Across the entries below, tally every line that holds the string "Zend" and reply with the number only.

BEGIN Data records

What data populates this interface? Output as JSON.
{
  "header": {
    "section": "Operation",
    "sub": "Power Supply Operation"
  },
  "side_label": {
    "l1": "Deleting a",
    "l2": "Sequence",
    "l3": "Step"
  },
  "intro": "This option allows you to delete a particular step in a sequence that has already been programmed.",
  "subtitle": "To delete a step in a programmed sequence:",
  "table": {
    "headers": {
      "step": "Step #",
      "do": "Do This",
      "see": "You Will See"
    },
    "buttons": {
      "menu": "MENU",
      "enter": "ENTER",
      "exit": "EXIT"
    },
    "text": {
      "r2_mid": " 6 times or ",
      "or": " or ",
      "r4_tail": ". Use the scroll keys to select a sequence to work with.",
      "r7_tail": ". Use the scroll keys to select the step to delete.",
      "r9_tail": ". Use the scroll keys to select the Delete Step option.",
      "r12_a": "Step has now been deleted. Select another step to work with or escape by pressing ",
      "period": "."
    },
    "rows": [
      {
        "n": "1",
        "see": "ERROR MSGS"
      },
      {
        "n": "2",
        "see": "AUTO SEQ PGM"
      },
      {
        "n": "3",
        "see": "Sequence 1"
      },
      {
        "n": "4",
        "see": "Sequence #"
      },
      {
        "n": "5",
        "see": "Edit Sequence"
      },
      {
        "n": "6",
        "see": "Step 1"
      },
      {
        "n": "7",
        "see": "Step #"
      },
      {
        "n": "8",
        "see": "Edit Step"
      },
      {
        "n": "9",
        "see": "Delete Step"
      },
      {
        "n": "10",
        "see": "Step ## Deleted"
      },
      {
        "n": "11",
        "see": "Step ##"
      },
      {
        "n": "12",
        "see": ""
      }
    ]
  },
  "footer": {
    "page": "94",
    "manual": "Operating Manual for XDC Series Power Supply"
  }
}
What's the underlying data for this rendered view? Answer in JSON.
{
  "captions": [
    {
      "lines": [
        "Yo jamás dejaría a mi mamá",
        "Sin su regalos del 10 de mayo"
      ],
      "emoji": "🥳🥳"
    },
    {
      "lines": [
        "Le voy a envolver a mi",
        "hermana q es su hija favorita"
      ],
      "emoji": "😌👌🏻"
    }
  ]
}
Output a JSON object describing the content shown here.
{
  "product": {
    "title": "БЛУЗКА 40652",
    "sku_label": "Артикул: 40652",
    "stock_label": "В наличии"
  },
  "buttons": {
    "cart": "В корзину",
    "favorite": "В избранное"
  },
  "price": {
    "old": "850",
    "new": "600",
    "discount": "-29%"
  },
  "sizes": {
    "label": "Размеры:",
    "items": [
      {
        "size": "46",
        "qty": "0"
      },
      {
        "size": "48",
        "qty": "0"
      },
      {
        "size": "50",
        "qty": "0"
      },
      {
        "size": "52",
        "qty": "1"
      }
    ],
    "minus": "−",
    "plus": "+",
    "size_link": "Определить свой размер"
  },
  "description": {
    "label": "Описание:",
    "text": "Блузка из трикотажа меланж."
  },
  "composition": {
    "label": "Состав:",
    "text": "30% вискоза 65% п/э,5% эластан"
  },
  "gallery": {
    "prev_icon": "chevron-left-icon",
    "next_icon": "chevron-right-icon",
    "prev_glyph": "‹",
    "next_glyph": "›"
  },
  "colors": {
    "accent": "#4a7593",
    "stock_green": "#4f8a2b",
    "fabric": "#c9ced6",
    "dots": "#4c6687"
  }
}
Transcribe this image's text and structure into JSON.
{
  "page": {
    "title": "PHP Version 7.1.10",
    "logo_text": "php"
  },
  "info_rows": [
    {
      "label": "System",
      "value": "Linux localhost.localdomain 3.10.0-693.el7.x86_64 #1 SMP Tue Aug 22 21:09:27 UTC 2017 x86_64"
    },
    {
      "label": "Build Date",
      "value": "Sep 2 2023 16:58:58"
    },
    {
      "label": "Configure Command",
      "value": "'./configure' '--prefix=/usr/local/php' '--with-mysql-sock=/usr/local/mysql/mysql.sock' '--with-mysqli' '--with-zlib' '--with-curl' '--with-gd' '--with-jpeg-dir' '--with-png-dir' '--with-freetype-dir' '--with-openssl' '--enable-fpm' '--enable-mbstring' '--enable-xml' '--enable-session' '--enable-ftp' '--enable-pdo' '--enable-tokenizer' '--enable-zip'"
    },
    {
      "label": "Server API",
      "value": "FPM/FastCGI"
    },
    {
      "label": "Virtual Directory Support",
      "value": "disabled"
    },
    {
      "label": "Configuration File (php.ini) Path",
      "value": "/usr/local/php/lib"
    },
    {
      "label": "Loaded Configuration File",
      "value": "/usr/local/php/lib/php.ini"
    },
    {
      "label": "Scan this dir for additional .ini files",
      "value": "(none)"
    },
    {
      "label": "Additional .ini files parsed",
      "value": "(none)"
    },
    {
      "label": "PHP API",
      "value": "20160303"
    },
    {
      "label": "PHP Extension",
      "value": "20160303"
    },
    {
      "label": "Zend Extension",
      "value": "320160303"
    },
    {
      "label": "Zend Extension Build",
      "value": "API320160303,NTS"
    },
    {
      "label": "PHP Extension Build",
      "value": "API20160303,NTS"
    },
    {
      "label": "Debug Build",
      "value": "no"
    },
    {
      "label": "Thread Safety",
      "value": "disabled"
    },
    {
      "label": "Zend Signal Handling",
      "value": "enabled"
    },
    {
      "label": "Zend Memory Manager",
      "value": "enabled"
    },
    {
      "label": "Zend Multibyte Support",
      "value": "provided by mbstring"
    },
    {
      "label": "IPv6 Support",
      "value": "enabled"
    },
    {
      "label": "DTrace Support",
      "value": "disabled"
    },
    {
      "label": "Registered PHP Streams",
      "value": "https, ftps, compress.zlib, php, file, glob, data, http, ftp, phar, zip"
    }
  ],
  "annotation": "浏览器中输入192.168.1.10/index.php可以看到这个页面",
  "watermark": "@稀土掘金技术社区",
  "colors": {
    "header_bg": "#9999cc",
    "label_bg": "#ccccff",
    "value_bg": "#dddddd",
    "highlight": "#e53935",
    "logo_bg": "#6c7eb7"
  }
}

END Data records

■ **Solution**
5